Stowers said that despite the opening day shooting action, not to mention the rainfall that can often scramble dove concentrations, the region he hunts is still loaded up with birds, many of them whitewings.

That bodes well for this weekend’s hunting prospects, the three-day Labor Day holiday weekend that will serve as something of Opening Day 2.0 for hunters across the Red River Valley.

"This weekend is looking great," said Stowers. "We still have a ton of whitewings out here and we’ve got over 100 people coming for our Saturday hunts. It should be a great day of shooting because we’ve still got a ton of doves flying around right now."

What can local hunters do to find good shooting as the weather and hunting pressure begin to scramble early season bird numbers and locations?

First, know that when heavy clumps of mud are clinging to your hunting boots, the usually tried and true method of hunting an evening waterhole is probably a lost cause.

That being said, doves still have to water each day, so if you happen to see birds flying into a water source — from a cattle tank to a patch of ground water in a pasture loaded up with sunflowers and dove weed — don’t overlook such wet spots. Also keep in mind that the further west you go in Texas and Oklahoma, the less rainfall there was, so it’s conceivable that there might still be some decent waterhole shooting somewhere.

Second, focus on the food. Milo — which is what Stowers’ bunch was targeting — is probably the best bet if it’s around. If not, areas near old wheat fields or harvested corn fields can work right now as Lillis mentioned above. And as the month of September deepens and stale birds move out and new birds push in, expect the food sources to shift towards natural seed-bearing plants.

Third, don’t overlook the prospect of hunting a flyway where doves are zipping back and forth from roosting and loafing areas to spots where they’ll feed. That’s the way that Lillis and his friends were targeting doves on Tuesday, anchoring themselves in a zone where there was plenty of aerial traffic passing through.

Finally, get out and hunt this weekend if you can since there are still lots of native birds around in certain areas.
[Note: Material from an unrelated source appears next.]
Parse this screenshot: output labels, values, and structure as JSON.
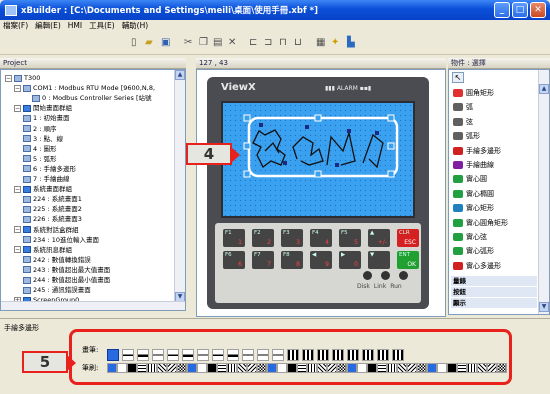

As hunting pressure mounts and a strong cold front arrives next week, things will begin to change as the migration begins in earnest and hunters wait for the arrival of so-called "Kansas doves."
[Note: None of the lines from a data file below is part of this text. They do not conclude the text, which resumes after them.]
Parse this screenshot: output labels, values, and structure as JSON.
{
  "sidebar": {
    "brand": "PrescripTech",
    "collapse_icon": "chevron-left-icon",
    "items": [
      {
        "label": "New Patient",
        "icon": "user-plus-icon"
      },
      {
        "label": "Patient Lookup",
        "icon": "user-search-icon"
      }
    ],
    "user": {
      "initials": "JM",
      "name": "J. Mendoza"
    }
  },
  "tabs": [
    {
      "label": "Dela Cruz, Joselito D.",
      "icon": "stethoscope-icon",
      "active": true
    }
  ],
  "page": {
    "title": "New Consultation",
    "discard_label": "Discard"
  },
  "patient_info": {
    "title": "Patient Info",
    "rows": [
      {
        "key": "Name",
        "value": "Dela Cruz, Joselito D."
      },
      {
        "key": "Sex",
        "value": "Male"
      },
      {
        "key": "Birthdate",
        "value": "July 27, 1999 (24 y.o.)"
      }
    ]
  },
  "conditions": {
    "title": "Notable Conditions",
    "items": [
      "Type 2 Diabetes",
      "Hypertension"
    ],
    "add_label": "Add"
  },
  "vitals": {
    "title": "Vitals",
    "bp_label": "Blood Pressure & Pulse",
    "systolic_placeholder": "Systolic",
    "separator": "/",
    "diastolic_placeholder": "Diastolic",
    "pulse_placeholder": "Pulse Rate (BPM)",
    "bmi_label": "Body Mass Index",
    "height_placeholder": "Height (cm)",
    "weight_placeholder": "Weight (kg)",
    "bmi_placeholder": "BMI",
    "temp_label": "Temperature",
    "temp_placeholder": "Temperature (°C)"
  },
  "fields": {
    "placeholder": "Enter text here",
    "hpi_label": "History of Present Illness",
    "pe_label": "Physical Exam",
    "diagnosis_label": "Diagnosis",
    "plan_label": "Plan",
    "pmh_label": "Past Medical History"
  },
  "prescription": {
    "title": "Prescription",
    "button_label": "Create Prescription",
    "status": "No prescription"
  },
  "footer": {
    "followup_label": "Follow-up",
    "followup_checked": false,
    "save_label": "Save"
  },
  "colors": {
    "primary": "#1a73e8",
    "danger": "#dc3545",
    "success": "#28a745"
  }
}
Get out, have plenty of shells in your vest, and plan on enjoying some of the most fun wingshooting action that a hunter can experience as the fall dove season kicks into high gear.

As long as there aren’t any lightning bolts dancing around, that is.